ASSIGNMENT.
With the images omitted, return all of the entries exactly as they stand.

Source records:
:::::

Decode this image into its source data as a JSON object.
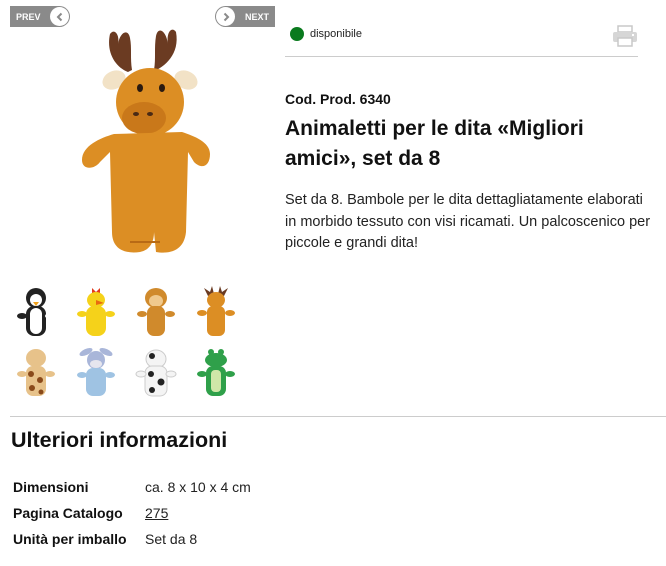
{
  "nav": {
    "prev_label": "PREV",
    "next_label": "NEXT"
  },
  "product": {
    "availability": "disponibile",
    "availability_color": "#0a7a1e",
    "code": "Cod. Prod. 6340",
    "title": "Animaletti per le dita «Migliori amici», set da 8",
    "description": "Set da 8. Bambole per le dita dettagliatamente elaborati in morbido tessuto con visi ricamati. Un palcoscenico per piccole e grandi dita!"
  },
  "thumbnails": [
    {
      "name": "penguin"
    },
    {
      "name": "chicken"
    },
    {
      "name": "monkey"
    },
    {
      "name": "moose"
    },
    {
      "name": "giraffe"
    },
    {
      "name": "donkey"
    },
    {
      "name": "cow"
    },
    {
      "name": "crocodile"
    }
  ],
  "more_info": {
    "title": "Ulteriori informazioni",
    "rows": [
      {
        "label": "Dimensioni",
        "value": "ca. 8 x 10 x 4 cm"
      },
      {
        "label": "Pagina Catalogo",
        "value": "275"
      },
      {
        "label": "Unità per imballo",
        "value": "Set da 8"
      }
    ]
  }
}
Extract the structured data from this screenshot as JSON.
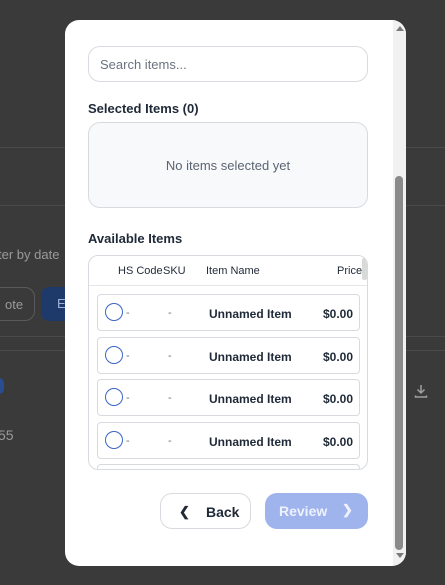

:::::

WRITTEN ANSWER.
Decode this image into its source data as a JSON object.
{
  "nav": {
    "prev_label": "PREV",
    "next_label": "NEXT"
  },
  "product": {
    "availability": "disponibile",
    "availability_color": "#0a7a1e",
    "code": "Cod. Prod. 6340",
    "title": "Animaletti per le dita «Migliori amici», set da 8",
    "description": "Set da 8. Bambole per le dita dettagliatamente elaborati in morbido tessuto con visi ricamati. Un palcoscenico per piccole e grandi dita!"
  },
  "thumbnails": [
    {
      "name": "penguin"
    },
    {
      "name": "chicken"
    },
    {
      "name": "monkey"
    },
    {
      "name": "moose"
    },
    {
      "name": "giraffe"
    },
    {
      "name": "donkey"
    },
    {
      "name": "cow"
    },
    {
      "name": "crocodile"
    }
  ],
  "more_info": {
    "title": "Ulteriori informazioni",
    "rows": [
      {
        "label": "Dimensioni",
        "value": "ca. 8 x 10 x 4 cm"
      },
      {
        "label": "Pagina Catalogo",
        "value": "275"
      },
      {
        "label": "Unità per imballo",
        "value": "Set da 8"
      }
    ]
  }
}
Extract the structured data from this screenshot as JSON.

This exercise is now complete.